How Will the Government Shutdown Affect U.S. Rail System?
The federal government shutdown has opened up a Pandora’s box of fear, anger, and suspicion across the nation, with no end in sight for the finger-pointing and fault-finding that has accompanied it. One thing is certain. The shutdown is inconveniencing Americans in a number of unexpected and frustrating ways. While Minnesotans recently weathered their own state government shutdown, which lasted almost three weeks, the current federal version may be far more complex with unknown repercussions for the future.
Open for business?
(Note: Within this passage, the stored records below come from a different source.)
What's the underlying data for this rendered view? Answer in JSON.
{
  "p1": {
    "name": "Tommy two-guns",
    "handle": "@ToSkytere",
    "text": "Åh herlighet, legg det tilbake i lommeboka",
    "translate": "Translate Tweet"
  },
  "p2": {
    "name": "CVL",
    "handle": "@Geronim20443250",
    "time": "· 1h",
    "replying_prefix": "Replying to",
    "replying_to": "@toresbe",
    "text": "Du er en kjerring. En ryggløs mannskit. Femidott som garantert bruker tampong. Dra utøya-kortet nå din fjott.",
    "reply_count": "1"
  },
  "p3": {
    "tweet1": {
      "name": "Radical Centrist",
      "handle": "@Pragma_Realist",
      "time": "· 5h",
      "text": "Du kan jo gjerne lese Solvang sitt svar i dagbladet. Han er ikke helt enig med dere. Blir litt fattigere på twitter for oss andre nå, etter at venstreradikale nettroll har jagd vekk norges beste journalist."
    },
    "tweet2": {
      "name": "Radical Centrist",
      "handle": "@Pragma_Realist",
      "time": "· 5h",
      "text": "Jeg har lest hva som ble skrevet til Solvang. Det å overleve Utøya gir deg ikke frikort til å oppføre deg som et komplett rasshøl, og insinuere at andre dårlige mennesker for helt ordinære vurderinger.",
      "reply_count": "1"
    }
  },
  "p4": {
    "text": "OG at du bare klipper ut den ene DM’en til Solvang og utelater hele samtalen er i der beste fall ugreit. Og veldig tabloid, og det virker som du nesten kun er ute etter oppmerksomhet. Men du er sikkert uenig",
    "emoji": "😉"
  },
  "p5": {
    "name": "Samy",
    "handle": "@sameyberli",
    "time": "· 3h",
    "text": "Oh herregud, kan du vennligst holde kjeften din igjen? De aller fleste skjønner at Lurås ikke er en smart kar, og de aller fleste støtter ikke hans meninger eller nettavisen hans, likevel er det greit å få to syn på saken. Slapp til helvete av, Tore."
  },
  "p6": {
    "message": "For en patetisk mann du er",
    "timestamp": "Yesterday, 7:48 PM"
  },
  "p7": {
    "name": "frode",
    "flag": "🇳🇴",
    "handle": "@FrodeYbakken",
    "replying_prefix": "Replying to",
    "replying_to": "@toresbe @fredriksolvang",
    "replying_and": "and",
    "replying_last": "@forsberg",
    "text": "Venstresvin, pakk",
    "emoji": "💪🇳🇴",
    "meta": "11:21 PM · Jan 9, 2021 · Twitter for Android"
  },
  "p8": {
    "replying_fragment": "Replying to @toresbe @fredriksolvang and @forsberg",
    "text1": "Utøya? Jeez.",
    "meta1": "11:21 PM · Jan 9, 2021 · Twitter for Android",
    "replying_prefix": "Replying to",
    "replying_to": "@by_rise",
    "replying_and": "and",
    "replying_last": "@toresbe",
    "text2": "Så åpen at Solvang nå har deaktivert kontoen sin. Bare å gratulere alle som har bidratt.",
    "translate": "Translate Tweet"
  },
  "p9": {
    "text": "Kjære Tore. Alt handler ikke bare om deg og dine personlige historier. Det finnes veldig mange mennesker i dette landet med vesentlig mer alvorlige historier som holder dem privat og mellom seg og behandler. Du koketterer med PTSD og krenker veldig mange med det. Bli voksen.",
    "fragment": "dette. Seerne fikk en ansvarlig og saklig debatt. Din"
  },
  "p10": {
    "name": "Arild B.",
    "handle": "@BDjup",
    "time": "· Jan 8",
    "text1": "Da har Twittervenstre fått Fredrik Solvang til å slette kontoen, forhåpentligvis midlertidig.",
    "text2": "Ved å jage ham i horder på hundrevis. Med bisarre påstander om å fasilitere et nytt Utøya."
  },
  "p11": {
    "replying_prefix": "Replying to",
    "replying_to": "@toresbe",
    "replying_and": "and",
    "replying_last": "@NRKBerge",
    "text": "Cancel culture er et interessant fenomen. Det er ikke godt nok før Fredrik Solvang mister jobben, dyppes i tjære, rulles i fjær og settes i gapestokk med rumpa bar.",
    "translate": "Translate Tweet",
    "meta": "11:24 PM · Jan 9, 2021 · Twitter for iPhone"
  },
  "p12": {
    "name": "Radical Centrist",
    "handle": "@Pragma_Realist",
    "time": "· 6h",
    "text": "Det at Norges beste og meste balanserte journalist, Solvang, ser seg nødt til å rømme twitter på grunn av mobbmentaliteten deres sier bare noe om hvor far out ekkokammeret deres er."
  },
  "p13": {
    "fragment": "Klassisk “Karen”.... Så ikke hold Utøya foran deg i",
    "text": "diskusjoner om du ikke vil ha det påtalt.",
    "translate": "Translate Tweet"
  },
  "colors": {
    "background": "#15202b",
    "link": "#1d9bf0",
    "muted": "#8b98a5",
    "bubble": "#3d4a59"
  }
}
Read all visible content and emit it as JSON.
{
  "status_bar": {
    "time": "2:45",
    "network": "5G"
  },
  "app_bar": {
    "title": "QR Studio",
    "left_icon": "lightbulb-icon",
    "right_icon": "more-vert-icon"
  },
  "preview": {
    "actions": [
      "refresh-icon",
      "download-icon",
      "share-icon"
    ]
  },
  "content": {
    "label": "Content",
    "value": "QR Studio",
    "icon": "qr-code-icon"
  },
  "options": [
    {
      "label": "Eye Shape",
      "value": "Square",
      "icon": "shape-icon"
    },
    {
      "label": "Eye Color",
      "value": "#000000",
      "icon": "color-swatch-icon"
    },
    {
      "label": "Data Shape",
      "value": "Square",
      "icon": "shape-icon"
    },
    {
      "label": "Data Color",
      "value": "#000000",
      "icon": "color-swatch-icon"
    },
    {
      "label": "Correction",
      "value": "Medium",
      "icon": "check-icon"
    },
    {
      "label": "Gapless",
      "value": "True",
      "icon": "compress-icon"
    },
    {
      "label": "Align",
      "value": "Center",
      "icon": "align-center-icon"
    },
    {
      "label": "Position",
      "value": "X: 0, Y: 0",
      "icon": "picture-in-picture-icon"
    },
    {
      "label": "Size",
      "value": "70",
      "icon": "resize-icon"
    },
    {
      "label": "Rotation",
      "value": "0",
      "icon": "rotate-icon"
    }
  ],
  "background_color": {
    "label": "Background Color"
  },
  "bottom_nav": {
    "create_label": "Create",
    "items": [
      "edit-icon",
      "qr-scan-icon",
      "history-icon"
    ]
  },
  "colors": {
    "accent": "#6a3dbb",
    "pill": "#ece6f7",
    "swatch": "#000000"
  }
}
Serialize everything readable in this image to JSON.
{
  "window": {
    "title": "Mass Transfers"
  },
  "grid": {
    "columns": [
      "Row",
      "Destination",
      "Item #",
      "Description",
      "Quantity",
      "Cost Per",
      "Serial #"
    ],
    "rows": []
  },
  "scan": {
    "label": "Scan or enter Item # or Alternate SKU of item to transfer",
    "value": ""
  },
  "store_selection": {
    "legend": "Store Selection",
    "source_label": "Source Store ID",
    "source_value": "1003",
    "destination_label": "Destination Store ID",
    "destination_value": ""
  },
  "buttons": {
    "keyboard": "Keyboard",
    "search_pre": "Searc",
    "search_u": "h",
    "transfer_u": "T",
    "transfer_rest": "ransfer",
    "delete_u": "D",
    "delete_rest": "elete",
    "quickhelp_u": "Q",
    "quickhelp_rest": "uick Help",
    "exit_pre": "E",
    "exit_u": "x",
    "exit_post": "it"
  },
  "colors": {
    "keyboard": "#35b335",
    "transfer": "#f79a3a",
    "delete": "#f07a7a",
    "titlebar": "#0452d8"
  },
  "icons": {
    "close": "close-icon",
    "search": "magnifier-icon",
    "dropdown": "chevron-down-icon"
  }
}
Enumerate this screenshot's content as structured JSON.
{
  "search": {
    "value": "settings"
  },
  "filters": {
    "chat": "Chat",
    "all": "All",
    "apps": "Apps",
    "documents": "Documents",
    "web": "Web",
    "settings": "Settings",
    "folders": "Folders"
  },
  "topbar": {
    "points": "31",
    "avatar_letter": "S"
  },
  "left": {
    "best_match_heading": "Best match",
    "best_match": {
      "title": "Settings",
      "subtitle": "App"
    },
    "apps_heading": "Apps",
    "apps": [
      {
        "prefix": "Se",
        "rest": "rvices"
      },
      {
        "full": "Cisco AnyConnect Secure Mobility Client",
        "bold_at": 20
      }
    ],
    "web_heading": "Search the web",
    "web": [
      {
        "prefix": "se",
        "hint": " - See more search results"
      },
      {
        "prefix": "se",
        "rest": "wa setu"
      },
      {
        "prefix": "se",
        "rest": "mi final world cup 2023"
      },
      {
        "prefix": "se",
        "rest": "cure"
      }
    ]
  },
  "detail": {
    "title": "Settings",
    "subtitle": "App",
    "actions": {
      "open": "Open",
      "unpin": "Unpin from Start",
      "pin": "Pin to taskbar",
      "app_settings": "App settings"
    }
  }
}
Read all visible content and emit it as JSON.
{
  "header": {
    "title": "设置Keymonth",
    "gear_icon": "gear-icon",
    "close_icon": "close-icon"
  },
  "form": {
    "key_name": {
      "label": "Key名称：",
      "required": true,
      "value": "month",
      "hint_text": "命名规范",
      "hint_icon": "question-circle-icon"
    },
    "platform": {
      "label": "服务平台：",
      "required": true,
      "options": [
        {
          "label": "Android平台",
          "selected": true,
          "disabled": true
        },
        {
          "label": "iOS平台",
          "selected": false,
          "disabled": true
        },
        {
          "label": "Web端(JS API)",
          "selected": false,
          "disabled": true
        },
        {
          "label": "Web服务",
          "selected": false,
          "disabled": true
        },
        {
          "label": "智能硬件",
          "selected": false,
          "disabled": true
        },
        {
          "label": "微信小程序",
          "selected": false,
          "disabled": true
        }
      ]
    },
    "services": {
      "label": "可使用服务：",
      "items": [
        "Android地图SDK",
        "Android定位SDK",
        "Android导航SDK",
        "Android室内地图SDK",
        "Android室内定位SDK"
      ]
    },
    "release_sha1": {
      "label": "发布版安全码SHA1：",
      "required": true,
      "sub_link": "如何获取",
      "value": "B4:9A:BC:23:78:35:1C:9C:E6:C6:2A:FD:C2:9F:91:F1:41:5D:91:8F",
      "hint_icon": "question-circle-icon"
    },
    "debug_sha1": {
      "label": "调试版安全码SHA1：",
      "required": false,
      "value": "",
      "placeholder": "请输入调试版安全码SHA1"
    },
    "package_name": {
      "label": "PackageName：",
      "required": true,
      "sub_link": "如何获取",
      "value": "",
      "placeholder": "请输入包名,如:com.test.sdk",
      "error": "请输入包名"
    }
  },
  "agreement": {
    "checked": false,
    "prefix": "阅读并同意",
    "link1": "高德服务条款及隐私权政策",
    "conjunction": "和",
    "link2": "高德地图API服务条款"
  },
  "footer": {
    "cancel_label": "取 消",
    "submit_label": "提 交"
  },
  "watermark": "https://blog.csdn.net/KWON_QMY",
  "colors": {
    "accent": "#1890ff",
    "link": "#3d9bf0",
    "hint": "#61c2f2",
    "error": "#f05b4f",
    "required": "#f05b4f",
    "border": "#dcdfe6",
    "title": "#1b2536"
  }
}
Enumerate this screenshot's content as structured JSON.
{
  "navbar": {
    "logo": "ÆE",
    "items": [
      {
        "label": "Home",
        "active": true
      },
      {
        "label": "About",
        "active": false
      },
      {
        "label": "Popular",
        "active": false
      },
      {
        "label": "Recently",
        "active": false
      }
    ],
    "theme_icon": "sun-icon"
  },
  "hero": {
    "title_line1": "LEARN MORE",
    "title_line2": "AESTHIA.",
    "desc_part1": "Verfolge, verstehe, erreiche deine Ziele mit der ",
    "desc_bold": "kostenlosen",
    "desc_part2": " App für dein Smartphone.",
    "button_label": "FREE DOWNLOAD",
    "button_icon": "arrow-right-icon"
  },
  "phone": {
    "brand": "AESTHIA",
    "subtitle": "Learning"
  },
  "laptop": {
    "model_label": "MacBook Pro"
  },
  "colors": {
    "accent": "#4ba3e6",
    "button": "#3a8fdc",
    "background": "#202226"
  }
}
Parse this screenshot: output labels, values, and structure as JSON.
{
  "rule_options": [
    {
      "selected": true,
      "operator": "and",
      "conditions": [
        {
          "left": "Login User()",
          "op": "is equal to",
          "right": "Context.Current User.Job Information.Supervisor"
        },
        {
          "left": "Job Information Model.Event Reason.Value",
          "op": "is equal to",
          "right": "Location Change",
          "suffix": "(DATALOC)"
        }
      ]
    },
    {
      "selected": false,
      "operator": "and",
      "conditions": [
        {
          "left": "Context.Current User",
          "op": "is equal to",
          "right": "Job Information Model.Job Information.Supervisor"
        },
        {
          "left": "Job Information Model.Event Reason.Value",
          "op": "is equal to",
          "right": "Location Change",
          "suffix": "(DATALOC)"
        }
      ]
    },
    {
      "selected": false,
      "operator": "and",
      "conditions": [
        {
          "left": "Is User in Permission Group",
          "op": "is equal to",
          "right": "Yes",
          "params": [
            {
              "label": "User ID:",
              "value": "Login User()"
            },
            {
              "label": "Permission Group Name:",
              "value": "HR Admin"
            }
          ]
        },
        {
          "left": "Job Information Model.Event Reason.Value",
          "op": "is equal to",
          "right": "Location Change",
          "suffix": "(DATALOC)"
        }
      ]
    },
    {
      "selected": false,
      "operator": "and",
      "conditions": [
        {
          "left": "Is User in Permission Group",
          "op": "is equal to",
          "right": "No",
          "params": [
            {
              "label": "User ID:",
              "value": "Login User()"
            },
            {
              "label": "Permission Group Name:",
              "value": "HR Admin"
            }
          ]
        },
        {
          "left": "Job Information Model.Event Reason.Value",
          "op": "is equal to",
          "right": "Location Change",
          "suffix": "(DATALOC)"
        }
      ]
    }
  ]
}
The federal government’s Department of Transportation (DOT), which oversees the Federal Railroad Administration (FRA), is partially shuttered. This means that 50 percent of the FRA’s employees are on furlough, a type of temporary unpaid leave. Thankfully, railroad safety inspectors are still working. In addition, rail construction projects funded with federal dollars will stay on schedule since the funds were designated before the shutdown.
In addition, the U.S. Railroad Retirement Board will continue disbursing benefit payments, with all offices remaining open, but new applications for retirement benefits will not be accepted. The National Mediation Board, which handles disputes between rail workers and management, will not open until funding is restored.
While Amtrak is one of the federal services currently actually operating without interruption, experts wonder how long the trains will keep rolling. Twelve percent of Amtrak’s operating budget and other sources of funding comes from the federal DOT, either through payments or reimbursements. If there are no employees staffing the department, the money that keeps Amtrak afloat will cease. Most commentators forecast that a shutdown that lasts more than a few weeks will cripple the passenger carrier.
Those injured on the job or in railroad accidents during or after the shutdown should seek assistance from tenacious attorneys who can determine the precise cause of their injuries and seek the compensation they deserve.